CUOMO: Yes.

WALLACE: They could discuss it as a family and take action.

CUOMO: Fair complaint.

WALLACE: As opposed to the punishment being a year-long suspension. CUOMO: For a nonviolent offense. You know, something that's not an obvious --

PEREIRA: People going to say with all the incidences of violence in our schools right now, the kid is going to have his life derailed potentially because of a hug, a sign of love?

WALLACE: I know.

PEREIRA: That is not going to sit well with people.

WALLACE: It is not. People are saying a hug is a hug. What's our world coming to? This also does get into. We talked about this many times before.

BOLDUAN: A kindergartener kissed his little girlfriend and got suspended.

CUOMO: The mother popped up and said I didn't want this kid kissing my kid. That comes up, too.

WALLACE: The schools sometimes what it seems to be a strict adherence to its policy versus dealing with situations.

BOLDUAN: They need to deal with situations.

WALLACE: I think you have schools where they feel like they have to take things like sexual harassment very seriously.

BOLDUAN: Which they do.

WALLACE: Which they do. At the same time --

BOLDUAN: Is it sexual harassment.

WALLACE: Are they doing enough to educate students and parents about what's appropriate and not appropriate.

CUOMO: Hopefully if they're going to jam it would be great. I hope all the way down the line they're consistent. Otherwise they're punishing the kid really extremely. What do you think? This is obviously food for discussion. Go to CNN.com/kellywallace. You can find Kelly's reports there and tweet us with the #newday. Tell us what you think.

Coming up on the show, the Mega Millions frenzy in full swing, $586 million up for grabs tonight, what if no one wins? You know what happens. The jackpot goes higher. How high? We'll tell you.

BOLDUAN: Enduring some of the most brutal weather and terrain, trying to break a world record. And he is just 19 years old. We talk with a young explorer, as he journeys to the South Pole.

(COMMERCIAL BREAK)

BOLDUAN: Now to a remarkable story, at just 19 years old, folks, Parker Liautaud taking on the South Pole leading the expedition, trying to set a world record for skiing from the Antarctic Coast to the South Pole, that's nearly 400 miles sub-zero temperatures in some of the harshest conditions.

I spoke yesterday with Parker about his journey. Of course, I had to ask him how much he has left to go.

(BEGIN VIDEOTAPE)

PARKER LIAUTAUD, LEADING EXPEDITION TO SOUTH POLE: We have about 149 miles to go. If we could average around 16 miles a day for the next 10 days --

BOLDUAN: Let's give people the kind of conditions you're up against, which going to also help explain why you're so covered up that we can't see your face. What are the conditions you're facing right now?

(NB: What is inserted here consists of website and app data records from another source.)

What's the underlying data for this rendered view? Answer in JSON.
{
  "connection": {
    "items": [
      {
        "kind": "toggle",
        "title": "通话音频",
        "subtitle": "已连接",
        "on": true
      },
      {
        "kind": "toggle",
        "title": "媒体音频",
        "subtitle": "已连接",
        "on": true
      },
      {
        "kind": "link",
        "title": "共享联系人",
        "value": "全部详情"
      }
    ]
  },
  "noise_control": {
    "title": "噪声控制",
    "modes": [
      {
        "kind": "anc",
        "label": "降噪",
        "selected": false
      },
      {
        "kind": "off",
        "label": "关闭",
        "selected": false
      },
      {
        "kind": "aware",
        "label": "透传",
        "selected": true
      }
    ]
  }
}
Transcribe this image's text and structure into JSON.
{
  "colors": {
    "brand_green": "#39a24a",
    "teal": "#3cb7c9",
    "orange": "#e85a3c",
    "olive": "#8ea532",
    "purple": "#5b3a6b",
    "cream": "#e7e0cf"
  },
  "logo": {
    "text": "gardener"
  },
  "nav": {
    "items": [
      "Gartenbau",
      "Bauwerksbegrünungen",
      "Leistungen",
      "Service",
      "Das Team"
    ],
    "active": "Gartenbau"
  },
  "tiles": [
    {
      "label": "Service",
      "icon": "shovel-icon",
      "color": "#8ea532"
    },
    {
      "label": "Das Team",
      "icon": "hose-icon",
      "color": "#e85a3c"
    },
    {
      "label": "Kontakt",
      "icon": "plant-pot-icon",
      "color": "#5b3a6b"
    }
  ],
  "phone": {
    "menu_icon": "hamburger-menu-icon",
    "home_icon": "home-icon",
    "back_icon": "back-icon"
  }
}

LIAUTAUD: Well, today is fairly mild. It's probably minus 15 or so. No wind. I do see a little bit of whiteout. A couple of days ago we has windchill of minus 40 degrees, 40-mile-an-hour winds. It gets pretty brutal here.

BOLDUAN: You're 19 years old. By 18, you had three expeditions to the North Pole under your belt. What is driving you? Where does this passion come from, parker?

LIAUTAUD: It's been a progression, this year, two main goals. Contribute to a better understanding of the climate system, couple of different research projects, which we already undertook before the expedition. And the other is really to keep the dialogue of climate change and improve the general public understanding of the science behind it to lead to better foreign policy.

BOLDUAN: Thank you so much. In the middle of all this taking a moment to speak with us, puts any complaints about the cold weather here in the northeast into some serious perspective. We'll be following your progress and good luck. Thank you very much.

LIAUTAUD: You can go to going toisresilience.com.

(END VIDEOTAPE)

CUOMO: How do you know that's what he said? You have a very keen ear.

BOLDUAN: I also know that was his web site.

CUOMO: Coming up on NEW DAY, anti-bacterial soap. Got gallons of it in my house because it helps, right? A new report says it could be doing harm. What? We'll explain.

(COMMERCIAL BREAK)